Students Like Tech, but Also Teachers

Children like technology. They like playing games, watching videos, finding music and interacting with their peers on social media. They like exploring the endless resources of the internet.

Educators notice this and assume that computers and other devices will capture students’ interest in school.

Ninety-three percent of principals and 86 percent of teachers say that increased student engagement is the most important benefit of using computers and tablets in classrooms, according to the latest data from the Speak Up Research Initiative, which surveyed more than 26,000 teachers and librarians and almost 2,200 administrators last year.

Nearly 70 percent of district administrators said they considered engagement to be the most effective sign that a piece of educational technology is useful.

Speak Up got a very different response from the roughly 290,000 students it surveyed: Just 41 percent of middle school students and 35 percent of high school students said they strongly associated classroom technology with increased engagement.

What is more, anecdotal interviews, along with data from YouthTruth, a national nonprofit that conducts student surveys, indicate that many students actually dislike when teachers turn over instruction to computers. They say they prefer learning directly from teachers — because they think teachers are the experts or that it’s their job — and many complain about spending too much time on screens, between their schoolwork and their use of technology at home.

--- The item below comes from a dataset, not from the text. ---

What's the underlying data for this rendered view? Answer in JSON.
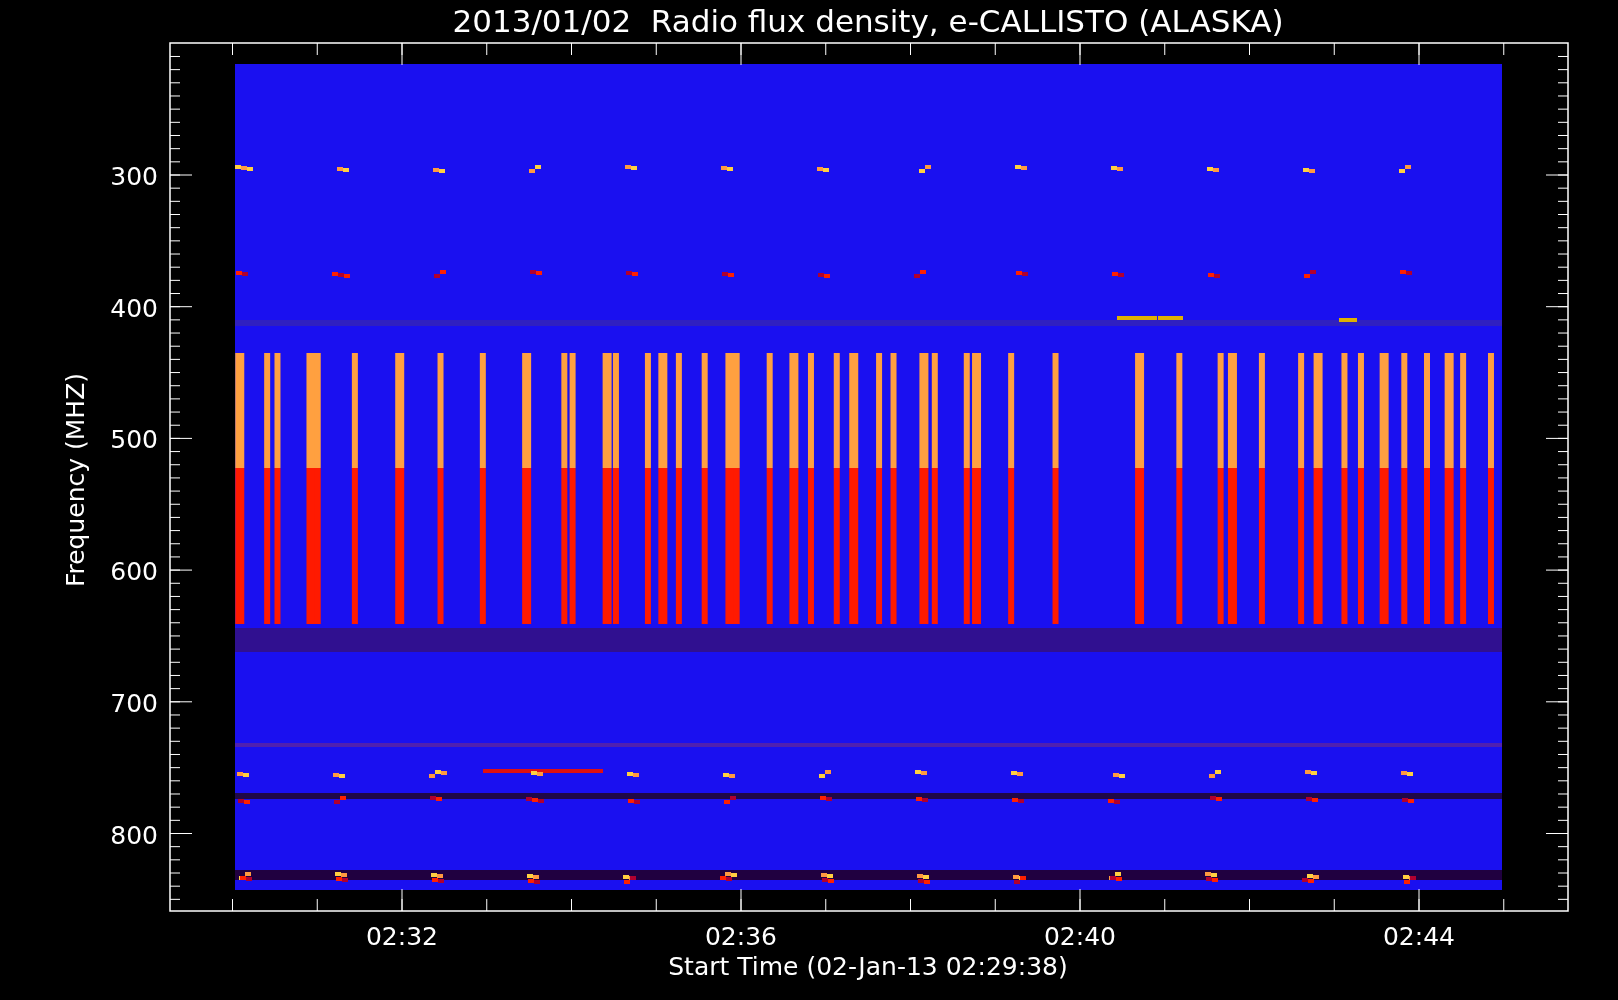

Gen Z may walk through life glued to smartphones, but that does not mean they want to use computers in class. TARA GARCÍA MATHEWSON

Ray Myers